Filter the data for lines with the word "comfyui安装教程", then copy every line so identified.
__________
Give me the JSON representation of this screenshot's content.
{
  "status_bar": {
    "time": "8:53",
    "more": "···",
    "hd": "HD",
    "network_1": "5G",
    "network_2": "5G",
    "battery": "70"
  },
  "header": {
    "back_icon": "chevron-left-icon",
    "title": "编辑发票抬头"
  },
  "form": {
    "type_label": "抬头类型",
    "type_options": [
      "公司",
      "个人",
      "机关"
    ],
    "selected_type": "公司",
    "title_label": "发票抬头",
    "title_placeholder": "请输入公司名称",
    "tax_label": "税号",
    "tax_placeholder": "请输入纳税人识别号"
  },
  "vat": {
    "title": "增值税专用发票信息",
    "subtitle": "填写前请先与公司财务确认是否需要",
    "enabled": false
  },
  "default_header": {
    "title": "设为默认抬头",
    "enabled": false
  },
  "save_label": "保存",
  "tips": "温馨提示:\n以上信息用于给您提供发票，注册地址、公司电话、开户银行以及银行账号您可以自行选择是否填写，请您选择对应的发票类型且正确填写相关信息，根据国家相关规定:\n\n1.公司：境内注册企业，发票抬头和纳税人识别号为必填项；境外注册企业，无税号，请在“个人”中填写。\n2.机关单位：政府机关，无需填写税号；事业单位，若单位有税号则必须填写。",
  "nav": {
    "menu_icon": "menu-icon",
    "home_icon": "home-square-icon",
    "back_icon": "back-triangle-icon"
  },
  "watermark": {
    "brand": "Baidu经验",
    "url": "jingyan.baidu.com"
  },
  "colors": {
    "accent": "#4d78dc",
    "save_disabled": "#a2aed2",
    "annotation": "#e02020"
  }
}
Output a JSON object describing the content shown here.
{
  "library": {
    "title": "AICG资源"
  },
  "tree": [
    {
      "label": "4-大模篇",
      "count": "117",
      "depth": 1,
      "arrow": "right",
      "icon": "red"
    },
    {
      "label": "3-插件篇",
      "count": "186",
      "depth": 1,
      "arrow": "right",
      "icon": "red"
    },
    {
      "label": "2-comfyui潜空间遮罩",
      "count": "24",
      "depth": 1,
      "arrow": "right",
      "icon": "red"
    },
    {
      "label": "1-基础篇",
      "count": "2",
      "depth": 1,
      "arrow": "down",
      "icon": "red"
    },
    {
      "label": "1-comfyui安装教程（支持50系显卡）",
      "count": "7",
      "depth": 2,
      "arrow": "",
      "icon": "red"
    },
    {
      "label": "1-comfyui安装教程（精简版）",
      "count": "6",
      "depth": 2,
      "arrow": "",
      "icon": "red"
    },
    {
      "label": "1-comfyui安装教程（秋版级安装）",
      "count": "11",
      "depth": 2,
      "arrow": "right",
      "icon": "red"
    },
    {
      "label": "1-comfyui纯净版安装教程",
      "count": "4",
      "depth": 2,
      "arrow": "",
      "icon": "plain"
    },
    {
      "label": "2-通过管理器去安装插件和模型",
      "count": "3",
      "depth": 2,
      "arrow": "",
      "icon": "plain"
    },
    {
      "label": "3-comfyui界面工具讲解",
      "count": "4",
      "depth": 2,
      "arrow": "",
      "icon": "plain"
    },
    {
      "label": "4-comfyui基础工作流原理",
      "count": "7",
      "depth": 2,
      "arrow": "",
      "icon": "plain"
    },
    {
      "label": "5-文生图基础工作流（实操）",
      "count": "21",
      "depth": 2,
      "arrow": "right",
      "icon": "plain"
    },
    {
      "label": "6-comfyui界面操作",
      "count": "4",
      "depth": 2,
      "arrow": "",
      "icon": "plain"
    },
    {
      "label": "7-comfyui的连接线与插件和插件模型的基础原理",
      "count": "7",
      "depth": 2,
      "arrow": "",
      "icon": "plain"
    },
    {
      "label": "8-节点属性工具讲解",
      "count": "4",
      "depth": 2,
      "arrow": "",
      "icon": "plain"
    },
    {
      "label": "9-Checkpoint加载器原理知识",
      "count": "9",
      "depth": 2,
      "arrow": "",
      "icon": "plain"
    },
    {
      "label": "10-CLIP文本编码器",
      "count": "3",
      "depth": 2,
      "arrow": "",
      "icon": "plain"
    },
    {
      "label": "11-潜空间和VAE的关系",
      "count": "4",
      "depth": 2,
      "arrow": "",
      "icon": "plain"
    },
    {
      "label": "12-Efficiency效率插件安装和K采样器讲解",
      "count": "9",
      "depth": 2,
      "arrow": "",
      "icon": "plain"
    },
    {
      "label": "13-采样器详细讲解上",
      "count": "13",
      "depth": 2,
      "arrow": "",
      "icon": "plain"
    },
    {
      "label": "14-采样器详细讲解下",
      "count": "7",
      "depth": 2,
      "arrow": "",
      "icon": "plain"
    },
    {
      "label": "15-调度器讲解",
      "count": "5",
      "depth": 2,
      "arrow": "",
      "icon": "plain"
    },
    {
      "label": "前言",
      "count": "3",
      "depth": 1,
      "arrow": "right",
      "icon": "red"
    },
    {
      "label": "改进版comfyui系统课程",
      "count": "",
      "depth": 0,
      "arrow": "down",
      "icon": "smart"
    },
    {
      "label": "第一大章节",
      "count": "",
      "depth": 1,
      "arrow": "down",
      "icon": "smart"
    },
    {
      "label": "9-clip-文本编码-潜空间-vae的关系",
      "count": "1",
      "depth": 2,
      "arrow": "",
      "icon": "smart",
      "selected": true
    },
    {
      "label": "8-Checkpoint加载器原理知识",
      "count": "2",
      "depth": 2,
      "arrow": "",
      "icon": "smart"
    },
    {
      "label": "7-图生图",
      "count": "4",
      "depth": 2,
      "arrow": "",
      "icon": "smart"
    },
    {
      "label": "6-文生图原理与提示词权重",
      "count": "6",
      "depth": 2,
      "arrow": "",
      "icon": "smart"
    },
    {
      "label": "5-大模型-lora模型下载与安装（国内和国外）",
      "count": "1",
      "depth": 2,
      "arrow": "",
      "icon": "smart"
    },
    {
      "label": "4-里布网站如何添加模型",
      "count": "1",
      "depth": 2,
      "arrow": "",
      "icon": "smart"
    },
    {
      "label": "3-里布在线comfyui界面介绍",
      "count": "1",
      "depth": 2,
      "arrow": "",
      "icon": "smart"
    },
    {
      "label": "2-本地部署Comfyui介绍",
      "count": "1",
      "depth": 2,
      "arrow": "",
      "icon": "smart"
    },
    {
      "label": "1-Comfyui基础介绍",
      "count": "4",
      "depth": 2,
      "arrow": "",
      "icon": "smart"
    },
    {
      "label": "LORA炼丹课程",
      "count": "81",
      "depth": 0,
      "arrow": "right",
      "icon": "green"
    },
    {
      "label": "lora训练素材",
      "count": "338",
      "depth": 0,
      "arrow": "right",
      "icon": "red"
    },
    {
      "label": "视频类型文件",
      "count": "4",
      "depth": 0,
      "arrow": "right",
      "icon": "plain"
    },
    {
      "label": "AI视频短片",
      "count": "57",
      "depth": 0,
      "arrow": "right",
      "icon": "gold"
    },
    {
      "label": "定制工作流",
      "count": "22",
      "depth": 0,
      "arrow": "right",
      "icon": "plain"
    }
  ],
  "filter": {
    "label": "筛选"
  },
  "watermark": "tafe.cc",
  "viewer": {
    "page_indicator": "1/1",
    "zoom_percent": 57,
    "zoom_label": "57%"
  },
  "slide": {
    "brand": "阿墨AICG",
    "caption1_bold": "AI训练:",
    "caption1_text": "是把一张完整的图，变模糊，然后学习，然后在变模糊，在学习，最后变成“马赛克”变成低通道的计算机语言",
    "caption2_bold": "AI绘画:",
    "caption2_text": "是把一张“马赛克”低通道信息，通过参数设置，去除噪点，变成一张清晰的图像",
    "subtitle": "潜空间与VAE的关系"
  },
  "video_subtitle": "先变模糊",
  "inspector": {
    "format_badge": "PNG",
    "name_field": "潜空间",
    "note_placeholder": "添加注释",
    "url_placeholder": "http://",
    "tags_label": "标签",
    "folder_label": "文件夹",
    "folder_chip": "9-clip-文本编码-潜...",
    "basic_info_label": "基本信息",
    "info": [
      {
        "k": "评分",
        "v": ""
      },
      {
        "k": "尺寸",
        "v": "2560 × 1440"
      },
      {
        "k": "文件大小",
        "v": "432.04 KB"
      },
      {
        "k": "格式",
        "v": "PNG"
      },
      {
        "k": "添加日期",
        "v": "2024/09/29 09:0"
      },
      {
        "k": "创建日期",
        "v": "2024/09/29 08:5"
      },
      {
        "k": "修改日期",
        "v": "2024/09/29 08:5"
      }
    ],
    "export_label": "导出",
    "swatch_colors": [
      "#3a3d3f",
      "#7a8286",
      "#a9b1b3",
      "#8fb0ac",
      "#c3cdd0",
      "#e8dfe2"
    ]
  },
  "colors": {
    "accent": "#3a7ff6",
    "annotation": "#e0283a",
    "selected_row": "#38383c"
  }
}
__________
» **RESPONSE BELOW**:
      "label": "1-comfyui安装教程（支持50系显卡）",
      "label": "1-comfyui安装教程（精简版）",
      "label": "1-comfyui安装教程（秋版级安装）",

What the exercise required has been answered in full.